Friday, October 24, 2008This is just repulsive.
Yesterday the New York City Council voted to extend term limits for city offices in New York from 2 to 3 terms. In the 1990's a term limit referendum was passed by the voters, causing tremendous turnover in the city council earlier this decade. The officeholders who were elected because of the new law are now unilaterally permitting a third term for themselves. Gee, I wonder what happens in 4 years when their terms are limited again?
As a matter of principle, I am opposed to term limits for legislators. We need competitive elections and political accountability, but there are I believe better ways to accomplish this than term limits. I am in favor of term limits for executives out of a long-standing concern at the concentration of power in the executive branch of government at all levels. Heck, I'd consider limiting executives to one term. Finally, while I agree that government by referendum is a bad idea, we have to be extremely careful in choosing to overrule the voters once they've made their will clear. After all, it's their government.

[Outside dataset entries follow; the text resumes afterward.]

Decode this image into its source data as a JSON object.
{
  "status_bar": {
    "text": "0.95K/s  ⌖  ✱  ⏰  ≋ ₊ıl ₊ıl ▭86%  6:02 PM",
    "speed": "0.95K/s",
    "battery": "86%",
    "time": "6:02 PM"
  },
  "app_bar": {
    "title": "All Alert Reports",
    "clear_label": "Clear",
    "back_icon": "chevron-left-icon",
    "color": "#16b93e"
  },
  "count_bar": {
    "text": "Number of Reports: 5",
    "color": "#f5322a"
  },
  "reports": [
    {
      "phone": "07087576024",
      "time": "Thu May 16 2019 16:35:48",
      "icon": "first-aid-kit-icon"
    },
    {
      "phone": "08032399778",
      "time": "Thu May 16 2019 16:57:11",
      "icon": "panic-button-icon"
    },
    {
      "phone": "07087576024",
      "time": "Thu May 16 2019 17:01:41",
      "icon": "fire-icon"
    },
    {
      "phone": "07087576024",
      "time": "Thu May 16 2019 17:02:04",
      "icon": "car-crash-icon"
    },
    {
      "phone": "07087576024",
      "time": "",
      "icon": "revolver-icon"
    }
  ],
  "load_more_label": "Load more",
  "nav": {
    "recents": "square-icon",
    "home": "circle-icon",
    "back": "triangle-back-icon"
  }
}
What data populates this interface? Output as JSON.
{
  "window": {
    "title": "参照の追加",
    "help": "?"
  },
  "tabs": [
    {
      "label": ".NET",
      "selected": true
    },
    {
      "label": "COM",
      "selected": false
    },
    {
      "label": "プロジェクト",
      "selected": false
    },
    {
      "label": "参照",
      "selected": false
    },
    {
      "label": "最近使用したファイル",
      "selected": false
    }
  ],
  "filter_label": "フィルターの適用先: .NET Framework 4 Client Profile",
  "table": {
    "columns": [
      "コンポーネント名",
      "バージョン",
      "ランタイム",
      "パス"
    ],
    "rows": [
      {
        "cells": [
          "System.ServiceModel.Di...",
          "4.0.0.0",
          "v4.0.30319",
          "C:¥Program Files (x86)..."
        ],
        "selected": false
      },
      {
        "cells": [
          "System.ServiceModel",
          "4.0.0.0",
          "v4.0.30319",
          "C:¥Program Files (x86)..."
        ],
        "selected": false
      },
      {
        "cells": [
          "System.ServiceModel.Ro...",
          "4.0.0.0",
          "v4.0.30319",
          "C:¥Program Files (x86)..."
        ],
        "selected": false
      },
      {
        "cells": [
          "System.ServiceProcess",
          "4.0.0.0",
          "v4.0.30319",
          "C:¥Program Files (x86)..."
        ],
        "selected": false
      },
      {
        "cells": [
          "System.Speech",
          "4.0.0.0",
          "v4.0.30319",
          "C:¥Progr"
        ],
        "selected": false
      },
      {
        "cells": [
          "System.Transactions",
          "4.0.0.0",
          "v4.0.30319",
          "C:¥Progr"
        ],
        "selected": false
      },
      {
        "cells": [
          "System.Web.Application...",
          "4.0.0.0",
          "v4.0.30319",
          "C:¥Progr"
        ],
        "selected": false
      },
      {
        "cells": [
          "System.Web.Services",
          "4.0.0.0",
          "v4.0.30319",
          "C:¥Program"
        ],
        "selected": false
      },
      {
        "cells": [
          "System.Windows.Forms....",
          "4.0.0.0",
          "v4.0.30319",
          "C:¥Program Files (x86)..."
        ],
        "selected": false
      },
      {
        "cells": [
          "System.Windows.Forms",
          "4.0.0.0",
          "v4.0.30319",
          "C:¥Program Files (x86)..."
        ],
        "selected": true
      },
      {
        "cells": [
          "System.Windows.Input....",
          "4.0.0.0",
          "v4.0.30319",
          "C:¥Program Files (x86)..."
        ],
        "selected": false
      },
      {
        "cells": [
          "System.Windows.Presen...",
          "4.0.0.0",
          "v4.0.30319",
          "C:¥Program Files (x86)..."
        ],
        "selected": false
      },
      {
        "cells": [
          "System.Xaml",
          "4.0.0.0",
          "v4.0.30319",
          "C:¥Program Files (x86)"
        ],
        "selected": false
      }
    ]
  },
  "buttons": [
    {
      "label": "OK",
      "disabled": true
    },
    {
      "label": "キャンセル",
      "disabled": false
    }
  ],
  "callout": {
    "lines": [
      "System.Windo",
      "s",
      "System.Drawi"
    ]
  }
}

The arguments that have been deployed to justify this decision are transparently feeble. Bloomberg claims that in a times of financial crisis the government needs continuity. Um, hello Mr. Arrogant - in a democracy, no person is indispensable. This really isn't a road we can afford go travel down. In addition, a member of the city council asserted that longer terms for the Council were required to strengthen the legislator. This might make sense if they weren't extending the limits of the Mayor too!

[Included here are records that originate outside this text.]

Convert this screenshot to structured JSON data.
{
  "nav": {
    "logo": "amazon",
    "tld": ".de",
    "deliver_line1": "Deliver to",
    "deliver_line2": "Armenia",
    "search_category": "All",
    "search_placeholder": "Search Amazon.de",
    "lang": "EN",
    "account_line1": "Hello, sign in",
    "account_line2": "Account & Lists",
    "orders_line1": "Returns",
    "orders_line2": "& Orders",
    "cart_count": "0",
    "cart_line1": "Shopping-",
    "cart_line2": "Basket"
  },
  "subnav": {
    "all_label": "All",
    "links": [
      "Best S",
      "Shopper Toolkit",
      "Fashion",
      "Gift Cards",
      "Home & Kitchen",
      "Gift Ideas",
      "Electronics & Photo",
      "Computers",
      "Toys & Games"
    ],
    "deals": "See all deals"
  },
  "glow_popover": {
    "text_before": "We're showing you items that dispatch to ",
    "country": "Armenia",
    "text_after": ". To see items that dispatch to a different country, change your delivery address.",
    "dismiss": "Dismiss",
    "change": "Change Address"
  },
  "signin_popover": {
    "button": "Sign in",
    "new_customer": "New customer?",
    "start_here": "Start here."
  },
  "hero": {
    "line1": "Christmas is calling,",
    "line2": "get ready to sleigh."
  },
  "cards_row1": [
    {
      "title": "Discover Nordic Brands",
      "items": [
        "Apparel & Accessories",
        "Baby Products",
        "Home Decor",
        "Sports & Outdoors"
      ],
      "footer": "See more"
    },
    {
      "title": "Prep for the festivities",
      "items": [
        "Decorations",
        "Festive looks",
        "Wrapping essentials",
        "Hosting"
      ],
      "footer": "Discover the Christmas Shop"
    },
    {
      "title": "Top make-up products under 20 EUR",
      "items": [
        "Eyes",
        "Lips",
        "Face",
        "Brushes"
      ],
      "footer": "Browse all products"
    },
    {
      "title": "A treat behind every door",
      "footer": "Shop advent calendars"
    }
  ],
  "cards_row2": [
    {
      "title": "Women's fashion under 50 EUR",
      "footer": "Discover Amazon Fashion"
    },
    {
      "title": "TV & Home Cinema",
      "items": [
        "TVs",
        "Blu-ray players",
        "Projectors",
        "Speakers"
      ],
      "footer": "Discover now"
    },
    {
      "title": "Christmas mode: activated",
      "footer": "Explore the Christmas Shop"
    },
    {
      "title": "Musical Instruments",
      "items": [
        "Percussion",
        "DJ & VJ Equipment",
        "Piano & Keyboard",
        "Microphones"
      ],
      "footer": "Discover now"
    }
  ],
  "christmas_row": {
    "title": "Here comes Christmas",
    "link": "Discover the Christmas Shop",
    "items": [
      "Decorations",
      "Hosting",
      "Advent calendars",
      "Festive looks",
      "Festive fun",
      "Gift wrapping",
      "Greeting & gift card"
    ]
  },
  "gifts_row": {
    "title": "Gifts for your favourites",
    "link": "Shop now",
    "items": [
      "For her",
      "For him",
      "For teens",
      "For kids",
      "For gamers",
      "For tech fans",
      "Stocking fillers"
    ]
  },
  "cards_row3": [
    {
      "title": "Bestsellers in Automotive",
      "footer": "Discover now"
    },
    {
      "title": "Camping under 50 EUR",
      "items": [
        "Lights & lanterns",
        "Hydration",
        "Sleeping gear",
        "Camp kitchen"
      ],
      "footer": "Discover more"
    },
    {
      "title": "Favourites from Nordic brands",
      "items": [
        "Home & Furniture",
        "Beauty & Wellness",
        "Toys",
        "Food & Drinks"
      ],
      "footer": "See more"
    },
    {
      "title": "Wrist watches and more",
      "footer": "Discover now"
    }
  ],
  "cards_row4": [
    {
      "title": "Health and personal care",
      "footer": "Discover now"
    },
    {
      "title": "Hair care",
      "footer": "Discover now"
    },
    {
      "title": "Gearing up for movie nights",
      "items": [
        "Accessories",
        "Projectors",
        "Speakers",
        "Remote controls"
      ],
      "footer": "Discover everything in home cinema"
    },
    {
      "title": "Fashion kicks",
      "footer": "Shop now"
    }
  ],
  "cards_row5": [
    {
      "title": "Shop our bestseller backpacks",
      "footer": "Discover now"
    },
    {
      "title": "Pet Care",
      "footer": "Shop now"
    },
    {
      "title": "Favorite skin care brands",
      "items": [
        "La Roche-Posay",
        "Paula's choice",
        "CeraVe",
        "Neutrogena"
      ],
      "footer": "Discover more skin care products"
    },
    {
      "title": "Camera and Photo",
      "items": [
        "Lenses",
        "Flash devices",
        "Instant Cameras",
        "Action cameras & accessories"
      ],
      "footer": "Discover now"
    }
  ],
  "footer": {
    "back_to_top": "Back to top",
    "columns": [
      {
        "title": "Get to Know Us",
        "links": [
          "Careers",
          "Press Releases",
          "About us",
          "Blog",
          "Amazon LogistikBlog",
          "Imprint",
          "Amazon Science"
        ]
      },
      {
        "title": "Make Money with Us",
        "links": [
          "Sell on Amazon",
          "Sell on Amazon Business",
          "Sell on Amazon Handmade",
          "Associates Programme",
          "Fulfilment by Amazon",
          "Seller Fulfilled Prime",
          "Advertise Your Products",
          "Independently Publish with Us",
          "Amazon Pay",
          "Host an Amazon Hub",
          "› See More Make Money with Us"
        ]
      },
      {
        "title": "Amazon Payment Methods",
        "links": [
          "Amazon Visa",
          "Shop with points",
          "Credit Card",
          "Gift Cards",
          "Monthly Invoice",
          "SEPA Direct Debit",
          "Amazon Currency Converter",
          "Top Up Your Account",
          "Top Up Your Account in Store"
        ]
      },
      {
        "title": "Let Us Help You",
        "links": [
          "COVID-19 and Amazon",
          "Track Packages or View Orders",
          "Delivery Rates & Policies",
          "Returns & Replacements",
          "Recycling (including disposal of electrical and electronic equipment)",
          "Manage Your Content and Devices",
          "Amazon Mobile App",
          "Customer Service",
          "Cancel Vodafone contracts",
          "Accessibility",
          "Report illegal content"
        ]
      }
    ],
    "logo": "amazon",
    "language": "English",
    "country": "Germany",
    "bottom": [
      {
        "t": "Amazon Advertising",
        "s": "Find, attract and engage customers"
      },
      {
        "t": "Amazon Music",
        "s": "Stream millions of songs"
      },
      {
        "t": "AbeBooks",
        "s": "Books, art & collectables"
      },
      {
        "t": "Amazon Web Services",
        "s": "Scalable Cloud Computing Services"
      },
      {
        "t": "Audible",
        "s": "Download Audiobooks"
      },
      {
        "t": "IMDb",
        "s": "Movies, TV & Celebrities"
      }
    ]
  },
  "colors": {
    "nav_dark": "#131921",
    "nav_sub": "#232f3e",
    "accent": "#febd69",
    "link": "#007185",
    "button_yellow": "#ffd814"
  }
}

But let's leave all that aside. Even if the City Council members really believed that term limits are a bad idea, and even if they're right that the voters shouldn't have a chance to repeal their previous decision in a referendum, this decision is still outrageous, because the change in the law benefits the very people voting for it. They're acting as a judge in their own case, which is in almost all cases a terrible thing to do. If this was a matter of principle, they'd have the change take effect for their successors. The fact that they haven't reveals this episode as an example of naked self-interest.